Housed in the spaces of the most spectacular part of the museum, Gallery 5, with the large window that looks out onto the piazza, the exhibition explores transversally the work and thinking of Hadid: from painterly and conceptual sketches to three-dimensional models, from virtual representations to interdisciplinary studies, together with objects, videos and photographs that reveal the constant effort of pioneering and experimental research. Realised by Zaha Hadid Design, that in recent years has been responsible for all the design of the exhibitions on the studio, the installation takes inspiration from the architect’s sketches for MAXXI: a three-dimensional version of the fluid lines imagined for the museum that adapting to the curves and slopes of Gallery 5, brings together the material, organised in different areas.

Img.11 “Zaha Hadid in Italy”, exhibition view, MAXXI, Roma 2017. Courtesy Fondazione MAXXI

Img.11 “Zaha Hadid in Italy”, exhibition view, MAXXI, Roma 2017. Courtesy Fondazione MAXXI

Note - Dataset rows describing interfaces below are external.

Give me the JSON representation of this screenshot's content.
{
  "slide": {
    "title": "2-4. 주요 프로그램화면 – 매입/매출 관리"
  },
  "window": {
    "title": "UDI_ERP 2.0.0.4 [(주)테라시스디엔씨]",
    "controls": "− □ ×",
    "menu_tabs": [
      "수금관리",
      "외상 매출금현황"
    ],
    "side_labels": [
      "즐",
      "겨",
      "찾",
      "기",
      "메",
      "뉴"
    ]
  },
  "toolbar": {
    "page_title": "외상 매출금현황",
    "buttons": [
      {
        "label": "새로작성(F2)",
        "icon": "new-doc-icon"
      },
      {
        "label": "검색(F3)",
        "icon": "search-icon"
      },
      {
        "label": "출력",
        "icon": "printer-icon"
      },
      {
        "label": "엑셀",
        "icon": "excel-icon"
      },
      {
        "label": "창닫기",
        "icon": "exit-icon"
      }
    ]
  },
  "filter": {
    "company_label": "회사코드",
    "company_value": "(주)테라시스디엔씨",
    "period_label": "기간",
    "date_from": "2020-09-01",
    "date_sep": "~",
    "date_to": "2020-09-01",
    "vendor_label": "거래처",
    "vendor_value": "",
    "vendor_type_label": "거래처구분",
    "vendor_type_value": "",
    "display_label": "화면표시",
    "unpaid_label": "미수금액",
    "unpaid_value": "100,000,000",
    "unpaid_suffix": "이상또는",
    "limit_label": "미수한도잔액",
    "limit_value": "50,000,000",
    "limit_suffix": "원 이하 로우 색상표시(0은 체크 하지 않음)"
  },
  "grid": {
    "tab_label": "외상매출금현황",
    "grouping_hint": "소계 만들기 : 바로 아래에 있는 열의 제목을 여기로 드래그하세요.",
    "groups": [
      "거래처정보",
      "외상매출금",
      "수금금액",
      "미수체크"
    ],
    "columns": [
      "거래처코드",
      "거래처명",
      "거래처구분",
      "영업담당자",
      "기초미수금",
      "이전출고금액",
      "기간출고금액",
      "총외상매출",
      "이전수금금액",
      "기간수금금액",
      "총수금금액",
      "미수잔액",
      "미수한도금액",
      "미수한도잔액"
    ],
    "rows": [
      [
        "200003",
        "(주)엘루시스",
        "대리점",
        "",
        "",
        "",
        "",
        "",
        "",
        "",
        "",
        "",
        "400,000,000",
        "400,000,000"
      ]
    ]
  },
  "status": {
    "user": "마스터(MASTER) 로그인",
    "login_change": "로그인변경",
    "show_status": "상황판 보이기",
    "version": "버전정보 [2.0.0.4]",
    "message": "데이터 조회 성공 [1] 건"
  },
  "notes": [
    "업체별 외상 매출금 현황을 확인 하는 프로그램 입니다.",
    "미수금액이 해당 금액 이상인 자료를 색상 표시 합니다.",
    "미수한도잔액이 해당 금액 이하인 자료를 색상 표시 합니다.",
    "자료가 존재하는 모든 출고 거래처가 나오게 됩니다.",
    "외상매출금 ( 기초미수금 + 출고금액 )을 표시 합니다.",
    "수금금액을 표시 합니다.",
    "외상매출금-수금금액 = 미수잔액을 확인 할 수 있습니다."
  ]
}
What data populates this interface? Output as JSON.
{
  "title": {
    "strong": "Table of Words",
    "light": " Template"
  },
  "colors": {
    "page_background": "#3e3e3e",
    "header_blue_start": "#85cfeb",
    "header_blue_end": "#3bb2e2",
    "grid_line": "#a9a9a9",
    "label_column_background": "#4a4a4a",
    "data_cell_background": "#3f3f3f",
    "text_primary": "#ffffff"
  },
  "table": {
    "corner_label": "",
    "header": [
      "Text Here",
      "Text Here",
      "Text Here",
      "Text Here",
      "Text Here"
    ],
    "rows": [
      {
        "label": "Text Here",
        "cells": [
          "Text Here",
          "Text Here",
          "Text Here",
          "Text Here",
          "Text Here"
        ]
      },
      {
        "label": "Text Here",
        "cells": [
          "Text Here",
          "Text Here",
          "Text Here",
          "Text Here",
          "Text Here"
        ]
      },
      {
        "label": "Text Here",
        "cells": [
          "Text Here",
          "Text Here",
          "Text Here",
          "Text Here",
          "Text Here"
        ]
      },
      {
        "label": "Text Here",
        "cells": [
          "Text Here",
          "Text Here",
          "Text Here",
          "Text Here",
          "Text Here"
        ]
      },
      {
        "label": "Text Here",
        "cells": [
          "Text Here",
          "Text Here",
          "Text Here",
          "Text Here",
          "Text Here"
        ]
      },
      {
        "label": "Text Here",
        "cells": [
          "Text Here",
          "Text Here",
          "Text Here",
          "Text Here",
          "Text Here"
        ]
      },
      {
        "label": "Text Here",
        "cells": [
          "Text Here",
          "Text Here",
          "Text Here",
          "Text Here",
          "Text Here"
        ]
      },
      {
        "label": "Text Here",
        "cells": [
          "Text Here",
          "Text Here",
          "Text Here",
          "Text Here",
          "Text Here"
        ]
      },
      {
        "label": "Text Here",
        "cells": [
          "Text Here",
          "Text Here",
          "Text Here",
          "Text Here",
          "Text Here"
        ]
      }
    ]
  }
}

An important part of the exhibition is dedicated to Italian architectural projects, including the Maritime Terminal in Salerno that with its organic, oyster-shaped structure establishes a new link between the city and the sea; the Messner Mountain Museum at Plan de Corones that sits in the heart of the mountain and opens up new views; the vertiginous Torre Generali for City Life in Milan that constructs a new urban horizon with its remarkable vertical torsion; the Station for high speed trains at Afragola, recently opened, and MAXXI itself, whose fluid and dynamic forms establish themselves on the site defining the perimeter not only of a museum but of a real public and urban space.

A further, large section of the exhibition focuses on the relationship between Zaha Hadid and Italian-made design, with which the architect had established interesting and regular creative partnerships. Even when designing furniture and accessories, Hadid remained first and foremost always an architect and her objects wind around space like true micro-architectures. From sofas for B&B Italia and Cassina to lamps for Slamp, from vases and table pieces for Alessi to modular bookcases for Magis, from chairs, benches, tables for Sawaya & Moroni up to forays into the world of exclusive jewellery, with the ring B.zero1 and fashion with the bag designed for a charity event by Fendi. A constant experimentation with form described via drawings, videos, prototypes, objects that describe a complex design process able to cross over between different scales and functions.

Img.12 “Zaha Hadid in Italy”, exhibition view, MAXXI, Roma 2017. Courtesy Fondazione MAXXI

Img.12 “Zaha Hadid in Italy”, exhibition view, MAXXI, Roma 2017. Courtesy Fondazione MAXXI


The exhibition also includes a spectacular 20-metre-long wall with video projections that describe projects by Zaha Hadid from all over the world, along with a suspended ribbon that holds photographs by Helene Binet, who has portrayed almost all of her works of architecture. Visitors can also admire a number of large paintings that reveal the Anglo-Iraqi architect’s link with Russian Suprematism such as Malevich’s Tektonic (2015) and Metropolis (2014). A separate section of the exhibition (ZH CoDe) finally documents the work of Studio Hadid on parametric and interdisciplinary design, using the sophisticated digital technologies that have contributed to defining and creating her unique expressive and formal language and that now project towards the future. To conclude with the words of Woody Yao; “We continue to evolve, but we feel committed to staying on the path set by Zaha. In many ways, the exhibition is both a retrospective but also a declaration of intent with which we express our commitment to the production of new ideas and solutions that can raise standards and produces benefits for everyone”.

Img.13 “Zaha Hadid in Italy”, exhibition view, MAXXI, Roma 2017. Courtesy Fondazione MAXXI

Img.13 “Zaha Hadid in Italy”, exhibition view, MAXXI, Roma 2017. Courtesy Fondazione MAXXI



until 14 January 2018
Zaha Hadid in Italy
MAXXI Museo nazionale delle arti del XXI secolo
via Guido Reni, 4/A, Rome